▶ Data in this exercise:
________________________

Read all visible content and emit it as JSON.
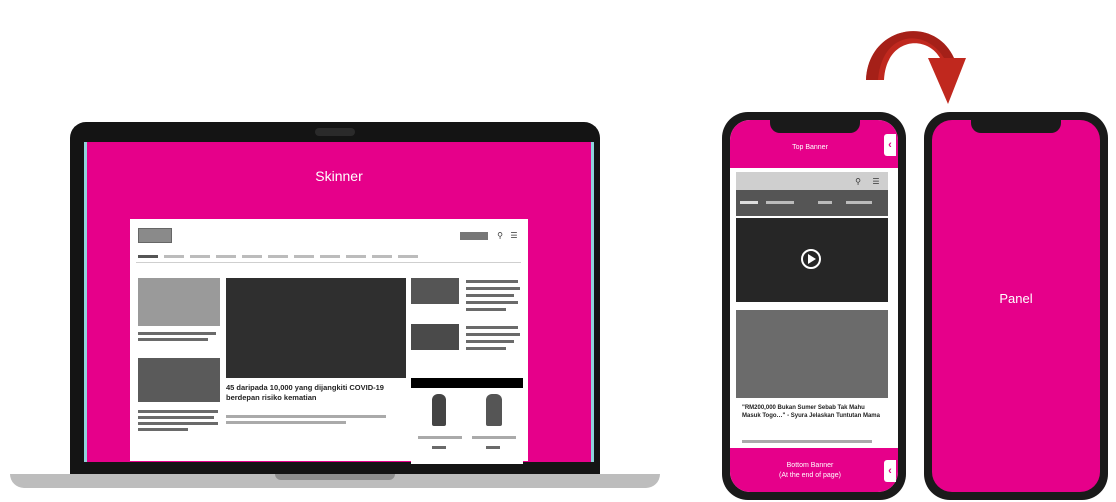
{
  "laptop": {
    "skinner_label": "Skinner",
    "site": {
      "headline": "45 daripada 10,000 yang dijangkiti COVID-19 berdepan risiko kematian"
    }
  },
  "phone_left": {
    "top_banner_label": "Top Banner",
    "bottom_banner_label_line1": "Bottom Banner",
    "bottom_banner_label_line2": "(At the end of page)",
    "article_headline": "\"RM200,000 Bukan Sumer Sebab Tak Mahu Masuk Togo…\" - Syura Jelaskan Tuntutan Mama",
    "chevron": "‹"
  },
  "phone_right": {
    "panel_label": "Panel"
  },
  "colors": {
    "skin_pink": "#e6008a",
    "arrow_red": "#c0281e",
    "accent_cyan": "#8fd3dc"
  },
  "icons": [
    "curved-arrow-icon",
    "play-icon",
    "search-icon",
    "menu-icon"
  ]
}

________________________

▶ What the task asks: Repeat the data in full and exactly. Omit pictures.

▶ Expected answer:
Read all visible content and emit it as JSON.
{
  "laptop": {
    "skinner_label": "Skinner",
    "site": {
      "headline": "45 daripada 10,000 yang dijangkiti COVID-19 berdepan risiko kematian"
    }
  },
  "phone_left": {
    "top_banner_label": "Top Banner",
    "bottom_banner_label_line1": "Bottom Banner",
    "bottom_banner_label_line2": "(At the end of page)",
    "article_headline": "\"RM200,000 Bukan Sumer Sebab Tak Mahu Masuk Togo…\" - Syura Jelaskan Tuntutan Mama",
    "chevron": "‹"
  },
  "phone_right": {
    "panel_label": "Panel"
  },
  "colors": {
    "skin_pink": "#e6008a",
    "arrow_red": "#c0281e",
    "accent_cyan": "#8fd3dc"
  },
  "icons": [
    "curved-arrow-icon",
    "play-icon",
    "search-icon",
    "menu-icon"
  ]
}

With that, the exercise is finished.